Chief Secretary Carrie Lam Cheng Yuet-ngor admitted that after two weeks of lobbying the government had yet to secure enough votes for the plans to expand the three sites, in particular the Tseung Kwan O landfill, as it is closer to people's homes.
She called on lawmakers and district politicians to support the plan under the principle of "shared responsibility and differential care".
Lam said: "At the end of the day … I hope that we will all give support to the three landfills because they are all needed … to enable us to tackle, jointly, the issue of waste management in Hong Kong."
The government says the expansions are needed to stave off a waste-management crisis until it completes a planned incinerator - itself a controversial project - in 2023.
Of 31 lawmakers on the subcommittee, 11 from the pan-democratic camp and the Liberal Party are expected to vote against expansion of the rapidly filling landfills, while only seven, mostly from functional constituencies, are likely to support it.
Eleven lawmakers - mainly from the Federation of Trade Unions and the Democratic Alliance for the Betterment and Progress of Hong Kong - either said they were undecided or inclined to oppose the plan. Subcommittee chairman Chan Kam-lam is unlikely to vote, while Elizabeth Quat will not be in Hong Kong.

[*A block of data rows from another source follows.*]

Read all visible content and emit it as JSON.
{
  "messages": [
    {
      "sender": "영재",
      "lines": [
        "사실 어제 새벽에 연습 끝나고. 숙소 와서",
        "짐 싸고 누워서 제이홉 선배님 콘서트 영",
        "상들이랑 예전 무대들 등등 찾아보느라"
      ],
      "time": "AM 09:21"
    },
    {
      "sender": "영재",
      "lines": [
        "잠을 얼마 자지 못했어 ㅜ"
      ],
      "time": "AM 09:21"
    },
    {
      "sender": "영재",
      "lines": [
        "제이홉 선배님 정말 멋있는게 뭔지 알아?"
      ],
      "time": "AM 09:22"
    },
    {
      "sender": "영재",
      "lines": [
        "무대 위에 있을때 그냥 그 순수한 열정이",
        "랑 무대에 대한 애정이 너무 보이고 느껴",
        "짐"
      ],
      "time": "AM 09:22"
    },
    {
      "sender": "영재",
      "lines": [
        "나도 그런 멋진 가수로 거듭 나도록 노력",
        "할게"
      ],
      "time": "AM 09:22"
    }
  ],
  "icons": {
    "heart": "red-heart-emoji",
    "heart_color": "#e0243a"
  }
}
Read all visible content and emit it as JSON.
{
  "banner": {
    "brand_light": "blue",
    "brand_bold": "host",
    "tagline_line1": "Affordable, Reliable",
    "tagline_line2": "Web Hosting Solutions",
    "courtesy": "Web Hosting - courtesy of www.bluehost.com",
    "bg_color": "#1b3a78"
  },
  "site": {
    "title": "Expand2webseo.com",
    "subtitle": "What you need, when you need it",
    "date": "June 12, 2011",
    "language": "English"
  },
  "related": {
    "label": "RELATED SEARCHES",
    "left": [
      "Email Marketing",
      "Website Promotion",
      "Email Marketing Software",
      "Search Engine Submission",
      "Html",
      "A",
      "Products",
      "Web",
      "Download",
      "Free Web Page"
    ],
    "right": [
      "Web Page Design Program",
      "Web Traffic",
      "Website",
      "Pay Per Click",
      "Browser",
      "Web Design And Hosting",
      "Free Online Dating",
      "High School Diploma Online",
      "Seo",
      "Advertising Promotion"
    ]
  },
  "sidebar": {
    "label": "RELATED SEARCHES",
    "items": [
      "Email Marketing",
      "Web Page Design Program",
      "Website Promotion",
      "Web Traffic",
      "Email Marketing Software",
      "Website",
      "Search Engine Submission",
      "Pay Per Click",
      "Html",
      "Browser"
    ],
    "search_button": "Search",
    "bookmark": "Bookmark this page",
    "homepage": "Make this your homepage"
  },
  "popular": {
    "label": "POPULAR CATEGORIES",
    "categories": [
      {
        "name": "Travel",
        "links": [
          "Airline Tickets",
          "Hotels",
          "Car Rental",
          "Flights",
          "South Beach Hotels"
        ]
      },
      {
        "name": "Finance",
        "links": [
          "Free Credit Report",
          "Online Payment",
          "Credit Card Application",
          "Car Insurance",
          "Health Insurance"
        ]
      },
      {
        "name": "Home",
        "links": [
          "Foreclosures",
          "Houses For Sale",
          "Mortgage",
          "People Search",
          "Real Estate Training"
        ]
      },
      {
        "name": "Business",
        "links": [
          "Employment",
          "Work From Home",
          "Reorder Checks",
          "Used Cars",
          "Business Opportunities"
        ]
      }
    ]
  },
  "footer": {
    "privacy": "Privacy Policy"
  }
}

As part of the "sweetening" measures, Lam said she would take over the leadership of a working group set up with Tuen Mun district council from Undersecretary for the Environment Christine Loh Kung-wai.
The group is looking at a set of proposals and demands from Tuen Mun district, which is the site of one of the three landfills.
Lam said she did not regard the proposals as compensation because she did not think it was a time for making deals. "But under the precondition of sharing responsibilities, some districts have borne more than others, so if they have demands about leisure, cultural and transport [improvements], we will consider them seriously," the chief secretary said.
The government plans to seek about HK$9 billion to expand the Tseung Kwan O and Ta Kwu Ling landfills by 13 and 70 hectares respectively. Another HK$35 million will be sought for a feasibility study for the 200-hectare Tuen Mun landfill extension, which would cost HK$9 billion to build.
To win support for the Tseung Kwan O plan, Secretary for the Environment Wong Kam-sing promised to spend HK$10 million subsidising 300 rubbish truck operators to install anti-leakage devices and additional covers. Trucks without them will be banned from landfills.